In July 2020, we moved into our new facility at 404 E. Washington St., so we had the facility with the 50 men, we had our old facility, and then slowly, we started to move individuals into our new facility by creating quarantines. Everybody had to go through a five-15 days of quarantine on the first floor at the new facility, and then we moved those who had gone through quarantine up to the second floor. Meanwhile, there were individuals who were looking for medical care, so we had to isolate them as well so they could quarantine, or they would miss their appointments for surgical procedures.

Overall, the Rescue Mission had to pivot and work very closely with the hospital systems, as well as the Board of Health as to provide safety and service by making sure that we isolated the population.

IFW: Tell us more about your partnership with Parkview Health?

DC:
We have a clinic that is staffed by Parkview community nurses.

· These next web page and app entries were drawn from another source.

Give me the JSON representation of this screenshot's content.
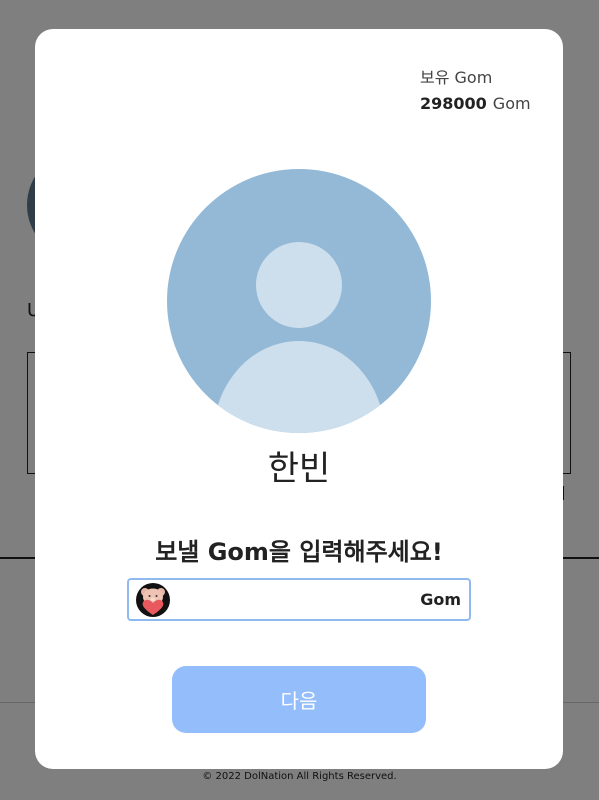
{
  "background": {
    "letter": "U",
    "footer": "© 2022 DolNation All Rights Reserved."
  },
  "modal": {
    "balance": {
      "label": "보유 Gom",
      "amount": "298000",
      "unit": "Gom"
    },
    "recipient_name": "한빈",
    "prompt": "보낼 Gom을 입력해주세요!",
    "amount_field": {
      "value": "",
      "placeholder": "",
      "unit": "Gom"
    },
    "next_label": "다음"
  },
  "colors": {
    "accent_blue": "#93bdfb",
    "field_border": "#8fbaf0",
    "avatar_bg": "#93b9d7",
    "avatar_fg": "#cddfec"
  },
  "icons": [
    "default-profile-icon",
    "bear-heart-icon"
  ]
}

They provide us with two bridges to nurses, as well as a community health worker. These three individuals work hand-in-hand with Parkview Hospital and the Board of Health in guiding the Rescue Mission and our leadership as to the best ways to serve the men, women, and children we work with on a daily basis.

What that meant for us was: We provided temperature checks with every single person who came into our facility or who participated in our programs. We do have individuals who are still employed, so when they would leave our facility and go out, either to work or some appointment, our nurses would make sure they were on top of that and inform us.

Essentially, we gave Parkview the leadership of guiding us through this process. It was also the Parkview nurses who managed the entire process of those who needed to be quarantined and isolated.

Parkview also assisted us in making sure that we had stations throughout our facilities with hand sanitizer and that we were following the strict guidelines of the CDC and Board of Health. We’re happy to report that at no one time throughout the pandemic did we have more than five individuals who were either infected or suspected of being infected with COVID-19.

The CDC put up all kinds of journal information, such as that Rescue Missions and homeless shelters are a hot spot; they have some of the most vulnerable populations. I’m on the Board of our National Association, and I don’t think we had 3,000 people infected nationwide. That’s because each Rescue Mission that’s a part of our association took the CDC very seriously, worked with their health systems, and did everything that they could to protect the people that come to us for service.

We are very thankful that Parkview had the courage because I know when the numbers have gotten to a certain level, we weren’t sure if they were going to keep their nurses in our facility because they may have needed them where the situation was greatest in terms of the impact. But they held firm and stayed with the Rescue Mission through the entire pandemic.

IFW: What was your response when you found out there was a COVID-19 vaccine becoming available?

DC: We couldn’t wait because we felt if there was vaccine that was recommended by the CDC, the FDA, and it was a vaccine also affirmed by our local official healthcare providers, then for us, we have a great trust and faith in Parkview and the health system.

It was important for us to gather all the information we could. Then, as a group of executives who lead the Rescue Mission, we were united with one voice that our plan was to lead by example and to get vaccinated as a stewardship responsibility. We believe it was one of the best things that we could do for the other persons around us and it was literally affirming scripture: “Love your neighbor, as yourself.” Since we are a Christian organization, it was very important for us to fall in line with that and to do that.

We started out getting vaccines on a voluntary basis, and we’ve maintained that. Receiving the vaccine is something that’s voluntary, and I’m happy to report that 100 percent of our senior leadership team have been vaccinated. When we made an announcement that we were going to do a makeshift clinic onsite here at the Rescue Mission, I think more than 100 persons who were residents of the Rescue Mission, as well as individuals who eat meals here, took advantage of that opportunity to get shots. That was a very strong response. It shows that people here are taking it very seriously.